If by chance or use of the spice Melange you can actually remember the plot of Roswell, you’ll already know what Roswell, New Mexico is going to present you with, since the first episode is a virtual remake. It sees Jeanine Mason (So You Think You CanDance) taking on Appleby’s role as Liz, now the daughter of two undocumented immigrants. A jaded biomedical researcher elsewhere, she nevertheless returns to her home town of Roswell, New Mexico, that she thought she’d left behind.
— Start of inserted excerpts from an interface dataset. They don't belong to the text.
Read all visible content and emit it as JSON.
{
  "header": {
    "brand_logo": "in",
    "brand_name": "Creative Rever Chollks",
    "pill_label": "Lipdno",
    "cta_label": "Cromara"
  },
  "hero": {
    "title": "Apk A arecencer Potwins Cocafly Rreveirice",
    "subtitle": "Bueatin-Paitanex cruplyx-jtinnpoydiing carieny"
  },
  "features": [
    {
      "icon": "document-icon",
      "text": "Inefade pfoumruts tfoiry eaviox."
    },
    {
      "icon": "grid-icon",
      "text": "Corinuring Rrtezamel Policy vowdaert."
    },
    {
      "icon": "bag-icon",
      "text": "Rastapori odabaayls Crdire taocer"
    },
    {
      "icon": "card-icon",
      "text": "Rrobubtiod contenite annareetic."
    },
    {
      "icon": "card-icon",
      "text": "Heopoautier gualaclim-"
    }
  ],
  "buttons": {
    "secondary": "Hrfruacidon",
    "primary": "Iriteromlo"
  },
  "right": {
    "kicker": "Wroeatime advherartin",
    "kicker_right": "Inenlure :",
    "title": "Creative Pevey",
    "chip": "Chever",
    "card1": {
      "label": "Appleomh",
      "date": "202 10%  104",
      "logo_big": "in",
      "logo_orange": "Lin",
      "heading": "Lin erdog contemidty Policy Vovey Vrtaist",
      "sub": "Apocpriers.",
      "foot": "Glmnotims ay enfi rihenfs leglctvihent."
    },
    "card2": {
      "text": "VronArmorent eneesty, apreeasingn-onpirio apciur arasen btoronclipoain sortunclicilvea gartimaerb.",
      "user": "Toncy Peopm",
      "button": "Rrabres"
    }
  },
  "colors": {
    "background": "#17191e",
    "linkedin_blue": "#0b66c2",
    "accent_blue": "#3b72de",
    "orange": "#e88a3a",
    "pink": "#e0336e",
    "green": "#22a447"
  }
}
While temporarily helping out in her parents’ diner, she’s accidentally shot by anti-immigrants and is about to die. Fortunately, her former High School boyfriend turned town deputy sheriff Max (was Jason Behr but now True Blood‘s Nathan Dean Parsons) is on hand. I say fortunately, because he’s also an alien and has various supernatural powers, including the ability to heal people with his touch, which leaves a glowing palm print on Mason’s skin when he removes the bullet and heals her wound.
Despite sister Isabel (was Heigl, now Lily Cowles) and brother Michael (was Brandon Fehr but now Michael Vlamis)’s express wishes to the contrary, he’s soon revealing all to Mason. He explains that he and they are aliens, survivors of the famous UFO crash landing in Roswell in 1947. Their pods lay dormant for 50+ years, after which they emerged looking like human children and were adopted by human families – or fostered in Vlamis’ case. They’ve kept themselves to themselves to avoid being experimented upon, but he loves her so much, he had to tell her his secret. Otherwise, they just want to be left in peace to live normal lives.
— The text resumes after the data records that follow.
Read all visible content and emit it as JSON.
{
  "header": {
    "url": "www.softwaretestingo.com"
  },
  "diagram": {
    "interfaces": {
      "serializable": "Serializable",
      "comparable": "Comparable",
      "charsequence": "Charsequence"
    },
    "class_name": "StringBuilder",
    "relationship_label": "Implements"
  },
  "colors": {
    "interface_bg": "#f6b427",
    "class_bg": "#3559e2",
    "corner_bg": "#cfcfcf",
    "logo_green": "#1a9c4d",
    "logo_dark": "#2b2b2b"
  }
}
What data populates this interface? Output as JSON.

Unfortunately for the aliens, there’s a secret military contingent in town who are keeping an eye out for aliens – and glowing palm prints. They don’t believe that the aliens are peaceful… and surprisingly they might have a point, since the death of Mason’s mum might have a different explanation from the one she’s always been told.